Recruitment Genius: Customer Service / Administrator - Spanish Speaking

£16000 - £17000 per annum: Recruitment Genius: This world leading specialist i...

Recruitment Genius: Regional Support Manager

Negotiable: Recruitment Genius: This role's responsibility also include operat...

Recruitment Genius: Field Engineer - Northern Home Counties

£27000 - £28000 per annum: Recruitment Genius: Their revenue and profit have g...

Day In a Page

Greece debt crisis: What happened to democracy when it’s a case of 'Vote Yes or else'?

'The economic collapse has happened. What is at risk now is democracy...'

If it doesn’t work in Europe, how is it supposed to work in India or the Middle East, asks Robert Fisk
The science of swearing: What lies behind the use of four-letter words?

The science of swearing

What lies behind the use of four-letter words?
The Real Stories of Migrant Britain: Clive fled from Zimbabwe - now it won't have him back

The Real Stories of Migrant Britain

Clive fled from Zimbabwe - now it won’t have him back
Africa on the menu: Three foodie friends want to popularise dishes from the continent

Africa on the menu

Three foodie friends want to popularise dishes from the hot new continent
Donna Karan is stepping down after 30 years - so who will fill the DKNY creator's boots?

Who will fill Donna Karan's boots?

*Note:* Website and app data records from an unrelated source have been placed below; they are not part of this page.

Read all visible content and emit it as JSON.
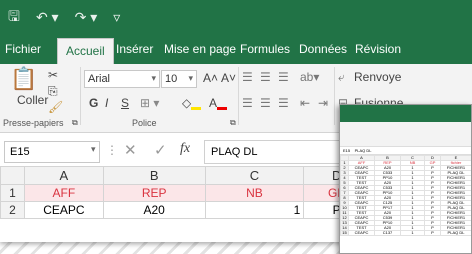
{
  "ribbon_tabs": [
    "Fichier",
    "Accueil",
    "Insérer",
    "Mise en page",
    "Formules",
    "Données",
    "Révision"
  ],
  "font": {
    "name": "Arial",
    "size": "10"
  },
  "labels": {
    "paste": "Coller",
    "clipboard": "Presse-papiers",
    "police": "Police",
    "wrap": "Renvoye",
    "merge": "Fusionne"
  },
  "cell_ref": "E15",
  "formula_value": "PLAQ DL",
  "columns": [
    "A",
    "B",
    "C",
    "D",
    "E"
  ],
  "rows": [
    {
      "n": "1",
      "cells": [
        "AFF",
        "REP",
        "NB",
        "GP",
        "fichier"
      ]
    },
    {
      "n": "2",
      "cells": [
        "CEAPC",
        "A20",
        "1",
        "P",
        "FICHIER1"
      ]
    }
  ],
  "mini": {
    "ref": "E15",
    "formula": "PLAQ DL",
    "columns": [
      "A",
      "B",
      "C",
      "D",
      "E"
    ],
    "rows": [
      [
        "AFF",
        "REP",
        "NB",
        "GP",
        "fichier"
      ],
      [
        "CEAPC",
        "A20",
        "1",
        "P",
        "FICHIER1"
      ],
      [
        "CEAPC",
        "C533",
        "1",
        "P",
        "PLAQ DL"
      ],
      [
        "TEST",
        "PP10",
        "1",
        "P",
        "FICHIER1"
      ],
      [
        "TEST",
        "A20",
        "1",
        "P",
        "FICHIER1"
      ],
      [
        "CEAPC",
        "C533",
        "1",
        "P",
        "FICHIER1"
      ],
      [
        "CEAPC",
        "PP10",
        "1",
        "P",
        "FICHIER1"
      ],
      [
        "TEST",
        "A20",
        "1",
        "P",
        "FICHIER1"
      ],
      [
        "CEAPC",
        "C125",
        "1",
        "P",
        "PLAQ DL"
      ],
      [
        "TEST",
        "PP17",
        "1",
        "P",
        "PLAQ DL"
      ],
      [
        "TEST",
        "A20",
        "1",
        "P",
        "FICHIER1"
      ],
      [
        "CEAPC",
        "C539",
        "1",
        "P",
        "FICHIER1"
      ],
      [
        "CEAPC",
        "PP10",
        "1",
        "P",
        "FICHIER1"
      ],
      [
        "TEST",
        "A20",
        "1",
        "P",
        "FICHIER1"
      ],
      [
        "CEAPC",
        "C137",
        "1",
        "P",
        "PLAQ DL"
      ]
    ]
  }
}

The designer is stepping down as Chief Designer of DKNY after 30 years. Alexander Fury looks back at the career of 'America's Chanel'
10 best statement lightbulbs

10 best statement lightbulbs

Dare to bare with some out-of-the-ordinary illumination
Wimbledon 2015: Heather Watson - 'I had Serena's poster on my wall – now I'm playing her'

Heather Watson: 'I had Serena's poster on my wall – now I'm playing her'

Briton pumped up for dream meeting with world No 1
Wimbledon 2015: Nick Bollettieri - It's time for big John Isner to produce the goods to go with his thumping serve

Nick Bollettieri's Wimbledon Files

It's time for big John Isner to produce the goods to go with his thumping serve
Dustin Brown: Who is the tennis player who knocked Rafael Nadal out of Wimbeldon 2015?

Dustin Brown

Who is the German player that knocked Nadal out of Wimbeldon 2015?
Ashes 2015: Damien Martyn - 'England are fired up again, just like in 2005...'

Damien Martyn: 'England are fired up again, just like in 2005...'

Australian veteran of that Ashes series, believes the hosts' may become unstoppable if they win the first Test
Tour de France 2015: Twins Simon and Adam Yates have a mountain to climb during Tour of duty

Twins have a mountain to climb during Tour of duty

Yates brothers will target the steepest sections in bid to win a stage in France
John Palmer: 'Goldfinger' of British crime was murdered, say police

Murder of the Brink’s-MAT mastermind

'Goldfinger' of British crime's life ended in a blaze of bullets, say police
Forget little green men - aliens will look like humans, says Cambridge University evolution expert

Forget little green men

Leading evolutionary biologist says aliens will look like humans
The Real Stories of Migrant Britain: An Algerian scientist adjusts to life working in a kebab shop

The Real Stories of Migrant Britain

An Algerian scientist struggles to adjust to her new life working in a Scottish kebab shop
Bodyworlds museum: Dr Gunther von Hagens has battled legal threats, Parkinson's disease, and the threat of bankruptcy

Dying dream of Doctor Death

Dr Gunther von Hagens has battled legal threats, Parkinson's disease, and the threat of bankruptcy